[Start of section]

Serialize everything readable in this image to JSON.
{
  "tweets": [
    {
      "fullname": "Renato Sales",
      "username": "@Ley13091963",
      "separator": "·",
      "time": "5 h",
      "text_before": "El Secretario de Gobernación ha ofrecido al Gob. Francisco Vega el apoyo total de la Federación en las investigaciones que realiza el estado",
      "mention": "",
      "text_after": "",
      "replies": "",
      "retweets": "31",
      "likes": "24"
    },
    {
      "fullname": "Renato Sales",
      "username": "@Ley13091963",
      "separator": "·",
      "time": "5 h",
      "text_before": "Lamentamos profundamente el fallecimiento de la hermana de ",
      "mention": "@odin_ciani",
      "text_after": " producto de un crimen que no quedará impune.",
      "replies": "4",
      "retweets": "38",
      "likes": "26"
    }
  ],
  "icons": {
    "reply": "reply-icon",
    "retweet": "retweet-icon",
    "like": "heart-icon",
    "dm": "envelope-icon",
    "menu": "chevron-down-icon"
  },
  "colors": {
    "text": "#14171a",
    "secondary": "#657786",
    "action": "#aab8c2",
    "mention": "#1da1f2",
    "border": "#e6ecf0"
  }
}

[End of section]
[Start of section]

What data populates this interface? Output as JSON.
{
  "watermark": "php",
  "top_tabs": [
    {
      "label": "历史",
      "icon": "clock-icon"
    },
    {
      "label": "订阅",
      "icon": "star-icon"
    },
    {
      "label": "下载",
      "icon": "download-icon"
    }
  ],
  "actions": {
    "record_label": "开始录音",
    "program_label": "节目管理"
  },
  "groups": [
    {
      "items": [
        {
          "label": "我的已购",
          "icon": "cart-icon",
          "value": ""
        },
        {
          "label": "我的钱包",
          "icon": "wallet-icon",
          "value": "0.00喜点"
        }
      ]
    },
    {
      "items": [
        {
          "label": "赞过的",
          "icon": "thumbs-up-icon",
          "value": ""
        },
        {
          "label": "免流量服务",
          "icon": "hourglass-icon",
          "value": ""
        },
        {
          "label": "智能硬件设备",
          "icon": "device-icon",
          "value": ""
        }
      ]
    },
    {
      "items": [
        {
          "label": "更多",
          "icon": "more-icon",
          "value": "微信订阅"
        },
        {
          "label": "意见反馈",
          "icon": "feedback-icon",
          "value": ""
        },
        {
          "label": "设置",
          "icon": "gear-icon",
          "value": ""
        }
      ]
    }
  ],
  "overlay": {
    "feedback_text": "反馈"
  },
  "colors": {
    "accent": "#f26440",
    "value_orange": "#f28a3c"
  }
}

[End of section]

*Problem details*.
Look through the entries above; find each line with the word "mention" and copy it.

*Task solution*.
      "mention": "",
      "mention": "@odin_ciani",
    "mention": "#1da1f2",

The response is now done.